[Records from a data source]
------------------------

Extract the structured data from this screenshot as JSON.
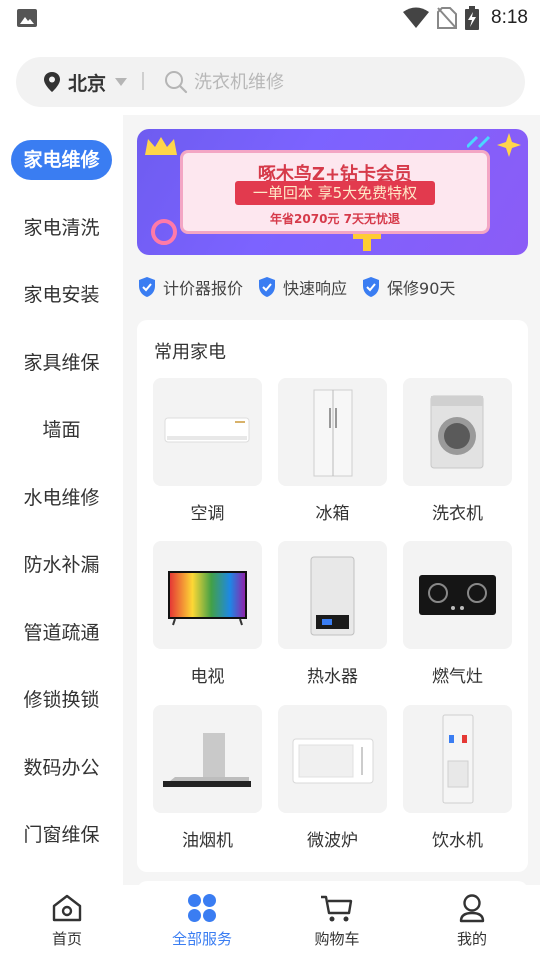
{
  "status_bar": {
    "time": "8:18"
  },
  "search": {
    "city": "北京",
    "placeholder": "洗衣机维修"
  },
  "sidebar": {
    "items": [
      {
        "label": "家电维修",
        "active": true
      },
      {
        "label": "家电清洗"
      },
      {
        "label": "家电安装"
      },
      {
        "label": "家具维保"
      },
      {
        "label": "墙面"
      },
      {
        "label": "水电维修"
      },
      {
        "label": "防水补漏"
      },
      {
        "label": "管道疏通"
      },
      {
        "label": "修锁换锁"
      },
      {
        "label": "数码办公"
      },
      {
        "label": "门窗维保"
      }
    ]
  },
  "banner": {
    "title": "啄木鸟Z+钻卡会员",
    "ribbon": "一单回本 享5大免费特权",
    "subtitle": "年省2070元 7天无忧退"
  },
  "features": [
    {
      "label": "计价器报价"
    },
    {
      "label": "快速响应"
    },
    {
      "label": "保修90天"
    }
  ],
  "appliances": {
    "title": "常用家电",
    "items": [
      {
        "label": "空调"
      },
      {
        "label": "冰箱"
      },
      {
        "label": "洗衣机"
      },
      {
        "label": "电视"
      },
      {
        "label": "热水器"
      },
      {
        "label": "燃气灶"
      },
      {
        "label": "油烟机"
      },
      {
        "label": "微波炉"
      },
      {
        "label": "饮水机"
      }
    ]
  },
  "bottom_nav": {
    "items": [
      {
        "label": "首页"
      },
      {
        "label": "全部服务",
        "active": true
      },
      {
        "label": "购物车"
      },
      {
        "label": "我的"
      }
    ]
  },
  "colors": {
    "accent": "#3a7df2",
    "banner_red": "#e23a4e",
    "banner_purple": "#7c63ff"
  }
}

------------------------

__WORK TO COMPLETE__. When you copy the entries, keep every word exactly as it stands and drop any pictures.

__RESPONSE TO THE EXERCISE__.
Extract the structured data from this screenshot as JSON.
{
  "status_bar": {
    "time": "8:18"
  },
  "search": {
    "city": "北京",
    "placeholder": "洗衣机维修"
  },
  "sidebar": {
    "items": [
      {
        "label": "家电维修",
        "active": true
      },
      {
        "label": "家电清洗"
      },
      {
        "label": "家电安装"
      },
      {
        "label": "家具维保"
      },
      {
        "label": "墙面"
      },
      {
        "label": "水电维修"
      },
      {
        "label": "防水补漏"
      },
      {
        "label": "管道疏通"
      },
      {
        "label": "修锁换锁"
      },
      {
        "label": "数码办公"
      },
      {
        "label": "门窗维保"
      }
    ]
  },
  "banner": {
    "title": "啄木鸟Z+钻卡会员",
    "ribbon": "一单回本 享5大免费特权",
    "subtitle": "年省2070元 7天无忧退"
  },
  "features": [
    {
      "label": "计价器报价"
    },
    {
      "label": "快速响应"
    },
    {
      "label": "保修90天"
    }
  ],
  "appliances": {
    "title": "常用家电",
    "items": [
      {
        "label": "空调"
      },
      {
        "label": "冰箱"
      },
      {
        "label": "洗衣机"
      },
      {
        "label": "电视"
      },
      {
        "label": "热水器"
      },
      {
        "label": "燃气灶"
      },
      {
        "label": "油烟机"
      },
      {
        "label": "微波炉"
      },
      {
        "label": "饮水机"
      }
    ]
  },
  "bottom_nav": {
    "items": [
      {
        "label": "首页"
      },
      {
        "label": "全部服务",
        "active": true
      },
      {
        "label": "购物车"
      },
      {
        "label": "我的"
      }
    ]
  },
  "colors": {
    "accent": "#3a7df2",
    "banner_red": "#e23a4e",
    "banner_purple": "#7c63ff"
  }
}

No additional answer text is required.